The Tolkien Companion. New York: St. Martin's Press, 1976. Urang, Gunnar. "J. R. R. Tolkien: Fantasy and the Phenomenology of Hope" Fantasy in the Writing of J. R. R. Tolkien. United Press, 1971 Wood, Ralph C. "Traveling the one road: The Lord of the Rings."
However, Boromir is tempted by the allure of the power of the Ring and desires to use it in order t... ... middle of paper ... ...t religious undertone, like in the themes of redemption and forgiveness. Those that follow the example of Jesus by acting as a servant or sacrificing their own life, are the heroes of Tolkien’s epic. Works Cited Forest-Hill, Lynn. “Boromir, Byrhtnoth, and Bayard: Finding a Language for Grief in J.R.R. Tolkien’s The Lord of the Rings.” Tolkien Studies 5.

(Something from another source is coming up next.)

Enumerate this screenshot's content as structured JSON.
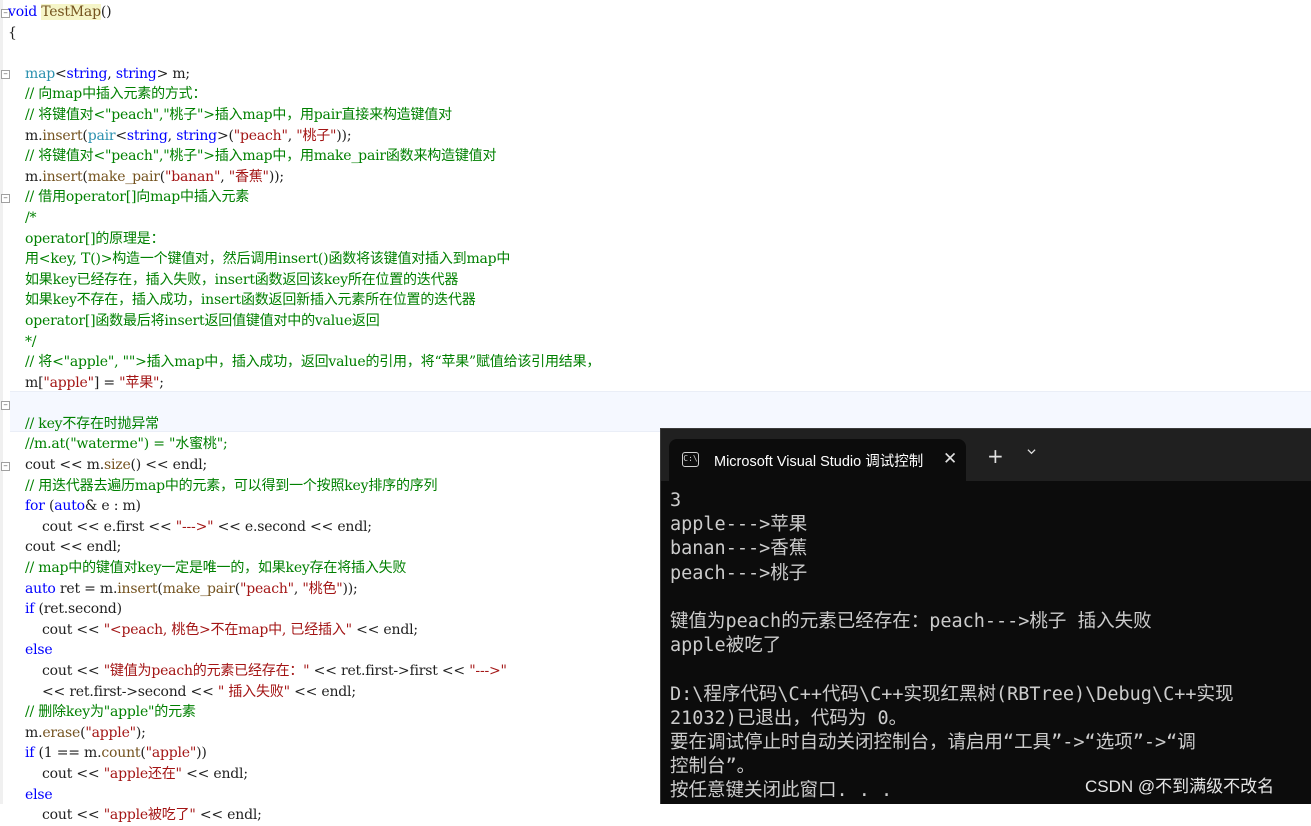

In the end though, it is a story that was created by an author who held strong Christian beliefs and allowed his faith to be an influencing factor in his writing. Lewis never said it was suppose to be an allegory and line up perfectly. He just wanted to suppose for a little while about another world named Narnia. Works Cited C.S. Lewis, Voyage of the Dawn Treader p.270 C.S.
Shippey, Tom. J. R. R Tolkien: Author of the Century. Boston, MA: Houghton Mifflin, 2000 Tolkien, John Ronald Reuel. The Lord of the Rings. London: Unwin, 1974.
If both the good and the evil forces are equal, then how does one win? The text provides an answer by saying, “Like a man outlawed for wickedness, he must await the mighty judgement of God in majesty” (Greenblatt 976-980). They might be equally matched, however, nothing can compare to the, “mighty judgement of God in majesty”, and Beowulf has God’s favor on his side. Which according to the bible in the book of Psalms it says, “God is our refuge and strength, an ever-present help in trouble” (James Psalms 46:1). This further suggests that Beowulf is a Christian work, as the hero in the story is winning his battles based on the strength that he gains from God.
Winesburg, Ohio Text and Criticism. Ed. John H. Ferres. New York : The Viking Press, 1966. 23-247.
Ed. Humphrey Carpenter and Christopher Tolkien (Houghton Mifflin Company: Boston, 1981) 172.  Ibid.  Tolkien, J.R.R.. The Lord of the Rings (Houghton Mifflin Company: Boston, 1954) 31.